Cargo space.
“Don’t worry about cargo space. If she’s used to packing like a backpacker, almost any boat will handle gear for a couple of nights.”

Funny, that’s what Michelle told me. She said, “I’m a backpacker. I don’t need that much space.” I said, “Yeah, I could carry the tent.” She said, “I’ve gone with just a sleeping bag and a small tarp.”

Thanks for all the replies so far.
Thanks for suggestions so far and for sharing experiences with various models. That’s right, we’ll go with something in stock. But I think it still helps to have a list of potential models. I can do some research ahead of looking for the boat in a shop, and might expand our shopping radius if a particular boat interests us. Alder Creek has a pretty good selection I believe. I’ll also look in the classified adds on this site for used boats.

We’ll definitely get good comfortable and functional PFDs. I’m going with a greenland paddle. Michelle likes that idea too. Hopefully she’ll get to try one Sunday.

Thanks again,

Paul S.

Tempest 165 will definitely fit her
I’m 5’2" and under 110 lbs and love this boat. I added 1/2" minicell foam under the seat cover to get the height I wanted (tried it stock first and liked it, then liked it much better with the “less stable” higher seat).

I’ve paddled it with two weeks of camping gear packed in (yes, you have to think like a backpacker). The kayak handles well both with and without the extra weight.

It is easy to roll, easy to paddle in wind, easy to maneuver, has decent speed…just a really nice kayak.

If you go to Alder Creek, surely they can scrounge up a T165 for her to use. I believe that is flatpick’s former shop.


– Last Updated: Jun-28-06 3:11 PM EST –

I had a necky elaho and loved it, although then I tried a BBK valkyrie and loved it even more. The valkyrie is a lot easier to roll, although I changed to a greenland paddle at the same time, so it might be the paddle, not the boat, that made much of the difference.

You might look at used fiberglass or kevlar boats--they won't cost much more than new plastic boats, and then she can keep it all her life. Plastic boats do have their great virtues, such as dragability (it sure is nice to just drag your boat to the put-in).

And I completely agree with the others on storage space being a minor consideration.
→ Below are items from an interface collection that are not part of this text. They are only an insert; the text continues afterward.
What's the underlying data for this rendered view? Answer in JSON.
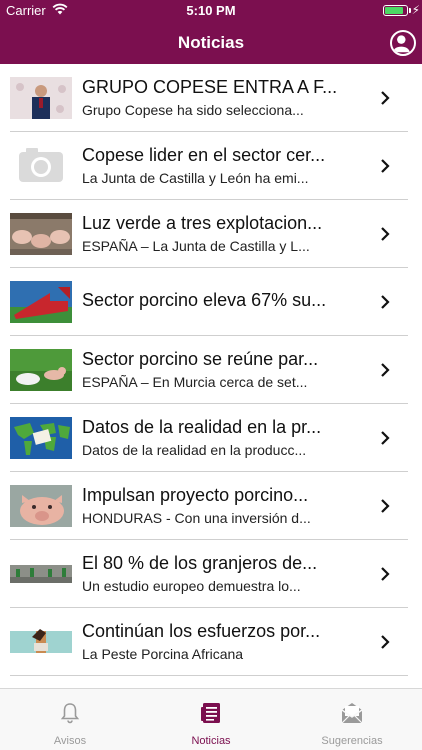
{
  "status_bar": {
    "carrier": "Carrier",
    "time": "5:10 PM",
    "battery_level": 0.9
  },
  "nav": {
    "title": "Noticias"
  },
  "news": [
    {
      "title": "GRUPO COPESE ENTRA A F...",
      "subtitle": "Grupo Copese ha sido selecciona..."
    },
    {
      "title": "Copese lider en el sector cer...",
      "subtitle": "La Junta de Castilla y León ha emi..."
    },
    {
      "title": "Luz verde a tres explotacion...",
      "subtitle": "ESPAÑA – La Junta de Castilla y L..."
    },
    {
      "title": "Sector porcino eleva 67% su..."
    },
    {
      "title": "Sector porcino se reúne par...",
      "subtitle": "ESPAÑA – En Murcia cerca de set..."
    },
    {
      "title": "Datos de la realidad en la pr...",
      "subtitle": "Datos de la realidad en la producc..."
    },
    {
      "title": "Impulsan proyecto porcino...",
      "subtitle": "HONDURAS - Con una inversión d..."
    },
    {
      "title": "El 80 % de los granjeros de...",
      "subtitle": "Un estudio europeo demuestra lo..."
    },
    {
      "title": "Continúan los esfuerzos por...",
      "subtitle": "La Peste Porcina Africana"
    }
  ],
  "tabs": [
    {
      "label": "Avisos",
      "icon": "bell-icon",
      "active": false
    },
    {
      "label": "Noticias",
      "icon": "news-icon",
      "active": true
    },
    {
      "label": "Sugerencias",
      "icon": "mail-icon",
      "active": false
    }
  ],
  "colors": {
    "brand": "#7b0f4f",
    "inactive_tab": "#9a9a9a",
    "battery": "#4cd964"
  }
}
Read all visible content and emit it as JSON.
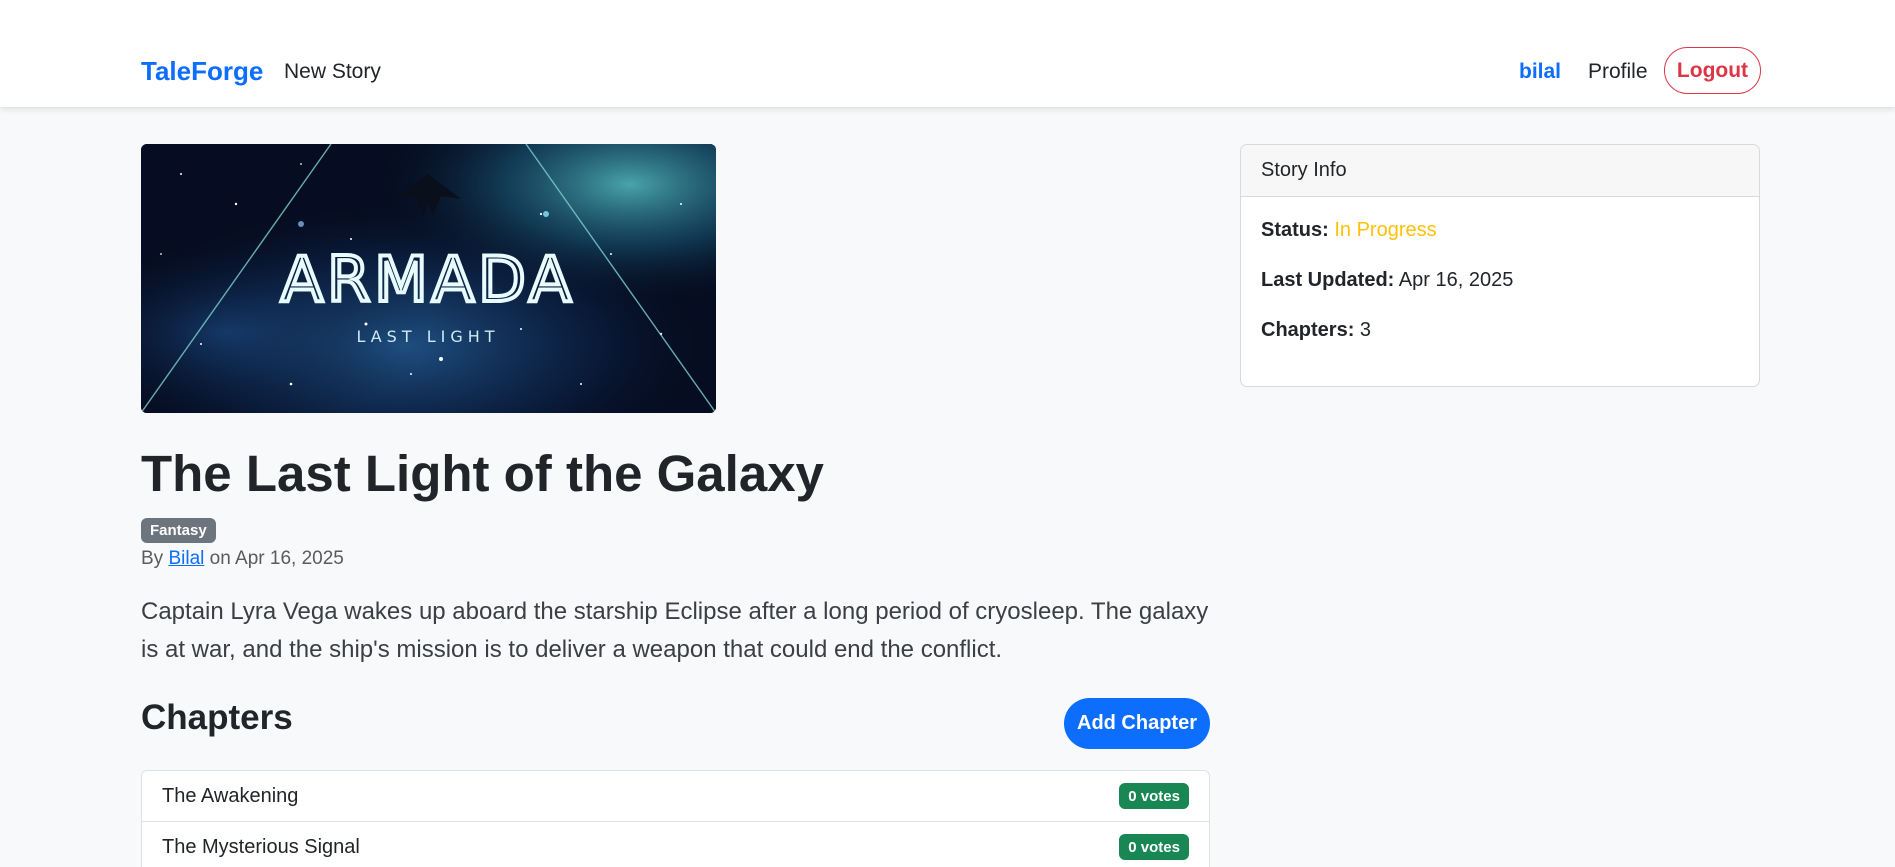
{
  "navbar": {
    "brand": "TaleForge",
    "new_story": "New Story",
    "username": "bilal",
    "profile": "Profile",
    "logout": "Logout"
  },
  "cover": {
    "title_text": "ARMADA",
    "subtitle_text": "LAST LIGHT"
  },
  "story": {
    "title": "The Last Light of the Galaxy",
    "genre": "Fantasy",
    "by_prefix": "By",
    "author": "Bilal",
    "date_prefix": "on",
    "date": "Apr 16, 2025",
    "description": "Captain Lyra Vega wakes up aboard the starship Eclipse after a long period of cryosleep. The galaxy is at war, and the ship's mission is to deliver a weapon that could end the conflict."
  },
  "chapters": {
    "heading": "Chapters",
    "add_button": "Add Chapter",
    "items": [
      {
        "title": "The Awakening",
        "votes": "0 votes"
      },
      {
        "title": "The Mysterious Signal",
        "votes": "0 votes"
      }
    ]
  },
  "info": {
    "header": "Story Info",
    "status_label": "Status:",
    "status_value": "In Progress",
    "updated_label": "Last Updated:",
    "updated_value": "Apr 16, 2025",
    "chapters_label": "Chapters:",
    "chapters_value": "3"
  },
  "colors": {
    "primary": "#0d6efd",
    "danger": "#dc3545",
    "warning": "#ffc107",
    "success": "#198754",
    "secondary": "#6c757d"
  }
}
Multi-day tours are a tiny part of most people's kayaking experiences, and backpackers have no trouble fitting gear into tiny boats. And if you want to go on a really gear-intensive expedition, rent a boat for that rare occassion, and buy a light, fun boat you'll use all the time for your own boat.


A 16 foot boat will be fine for multiday touring (that’s what I use). She should also be able to pack a dry bag inside the cockit at the front bulkhead (that’s what I do).

I think people overestimate the speed issue. I doubt that one would see a real big difference in speed between similar 16 feet and 18 boats. A 16 (about) foot boat is going to be more appropriate for her weight. You may have trouble keeping up with her in any boat.

One can trim the fit with foam but she probably doesn’t want a boat that is too tall in the front and at the rear. She’s a little on the light and short side for what most boats are designed for.

Defininely try a Valley Avocet: it has good speed and it is playful. And it should fit her pretty well.

She won’t have any problem rolling a 22 inch boat and you won’t really find any boats that are narrower (in plastic). 21-22 is pretty standard (but I’d try not going any wider).